The book is really about Big Angel and his mother. The others are merely secondary characters but written brilliantly by Luis Alberto Urrea. The lore, the fantastical tales, the myths are weaved into the narrative so effectively that they become the story, without ever losing track of the bigger plot. The book has all of it – kindness, rage at being discriminated against, hope, zest and the spirit of togetherness which when you think about can only after all come from family.

At times, it may be overwhelming to keep track of so many characters and sub-plots, but you should allow the stories to take over and engulf you. There is chaos, confusion and people walking in and out of the narrative, but it is worth it as it all adds up wonderfully, lending itself to the primary focus. “The House of Broken Angels” is a highly gratifying and charged read – everything happens in a rush, at a break-neck speed and sometimes everything slows down, compelling you to look around.

Circe by Madeline Miller

Circe by Madeline Miller Title: Circe
Author: Madeline Miller
Publisher: Little, Brown and Company, Hachette USA
ISBN: 978-0316556347
Genre: Mythology, Literary Fiction, Greek Mythology
Pages: 400
Source: Publisher
Rating: 5 Stars

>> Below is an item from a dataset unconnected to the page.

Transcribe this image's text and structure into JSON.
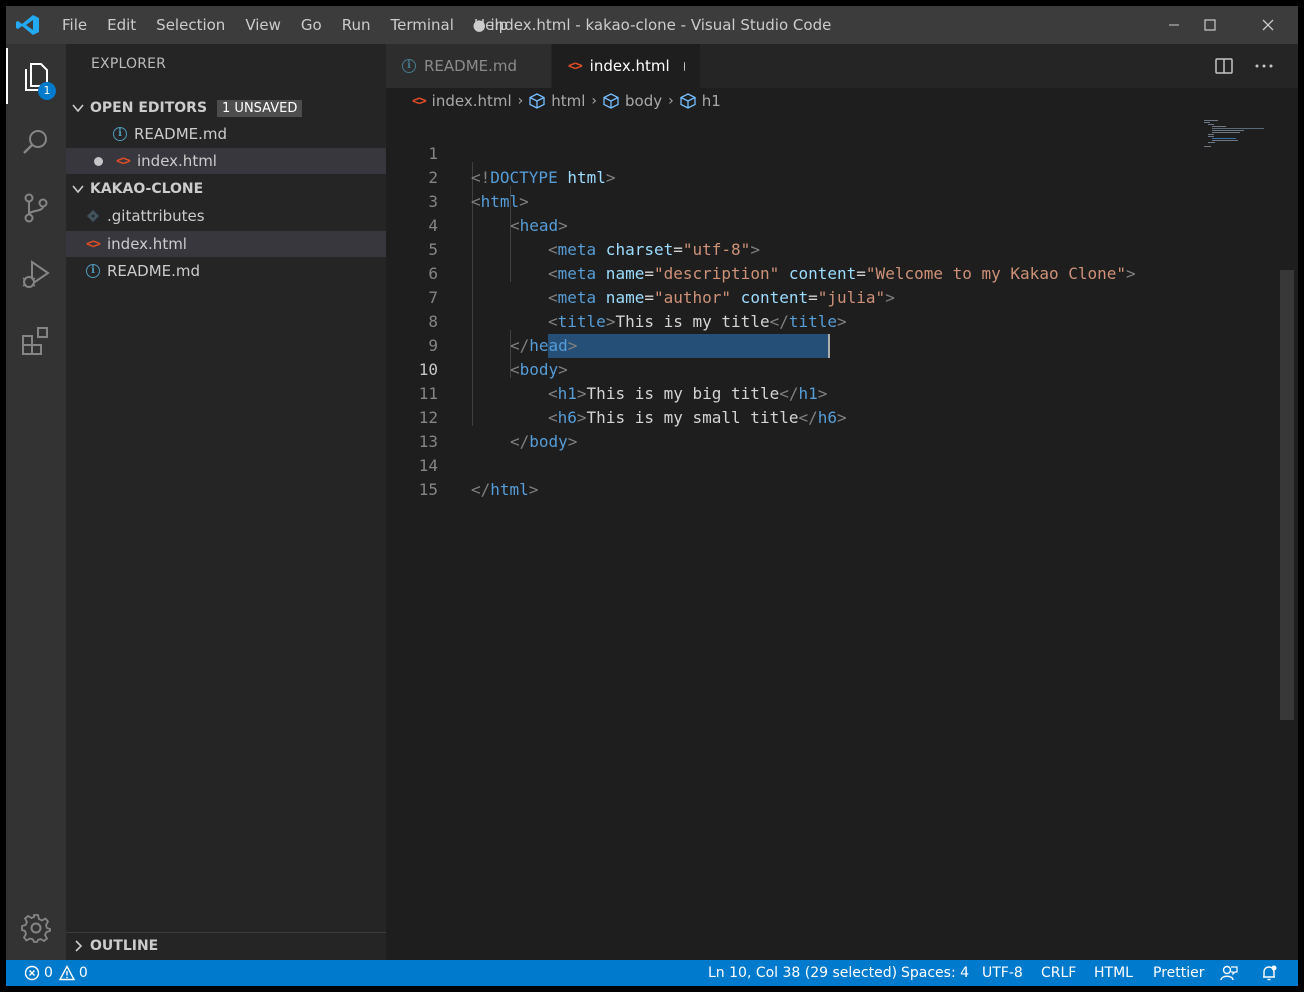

I have never followed Greek Mythology with great fervor. In fact, even while I was in school and college, these myths did not interest me much. Till after, when I started reading The Iliad and the Odyssey that my interest levels peaked and there was no turning back. Also, might I add the various retellings – from “The Penelopiad” by Margaret Atwood to Ilium by Dan Simmons (a lesser-known work but a work of sheer beauty) to also the funny “Gods Behaving Badly” by Marie Phillips and then “The Song of Achilles” by Madeline Miller happened and changed it all, I suppose.

I read “The Song of Achilles” and was floored by it. And now her brand-new book “Circe” – to me is even better. I also tend to think her craft has worked way better when it comes to this one. Circe has always been thought of as the dangerous siren from Homer’s Odyssey who lured sailors to their deaths with her seductive song. Madeline Miller changes that perception and manages to make her more human (ironic, isn’t it?) than just be someone cold and distant.

Madeline Miller makes Circe’s life real, with motivators, with passion, life experiences that made her who she was. There is no justification and no sides are taken. Miller steers clear from all of that. There are shades of grey which are present in almost every character in the book – from Helios – Circe’s father (Titan God of the Sun) or Perse (her mother, an Oceanid naiad), to her siblings who are cruel to her (this was one of the major reasons of Circe being who she turned out to be), and all the other nymphs who are seemingly lovelier than Circe.

Circe turns to witchcraft when she makes Glaucos (a mortal) a god, and even more so when Glaucos falls in love with another nymph. “Pharmaka” or witchcraft is frowned upon by all gods and goddesses and this is how Circe is banished to the island of Aiaia to live a solitary life. It is here that she practices her powers of witchcraft and excels. It is here that her life begins (as is also mentioned in the Odyssey).

I love how Miller uses the story of Circe to make so many points – feminism, alienation, acceptance, loss of love and not being able to fit in. Madeline Miller also didn’t restrict the book to mainly being Circe’s story. It is also about the other mythological characters that Circe encounters – Prometheus, Daedalus, Icarus, Hermes, Athena, Penelope and more and all the other gods and mortals. It is also through them that Miller shows us various emotions and sides to Circe, thus leading her to actively participate in their myths as well.

“Circe” might be a retelling and may not be for everyone (more so if you are a purist when it comes to myths) but it sure did work for me. All in all, it was a great read, with everything falling in place – from the plot to the characters to the way Madeline has written the story – with not a single dull moment. Will sure keep you turning the pages.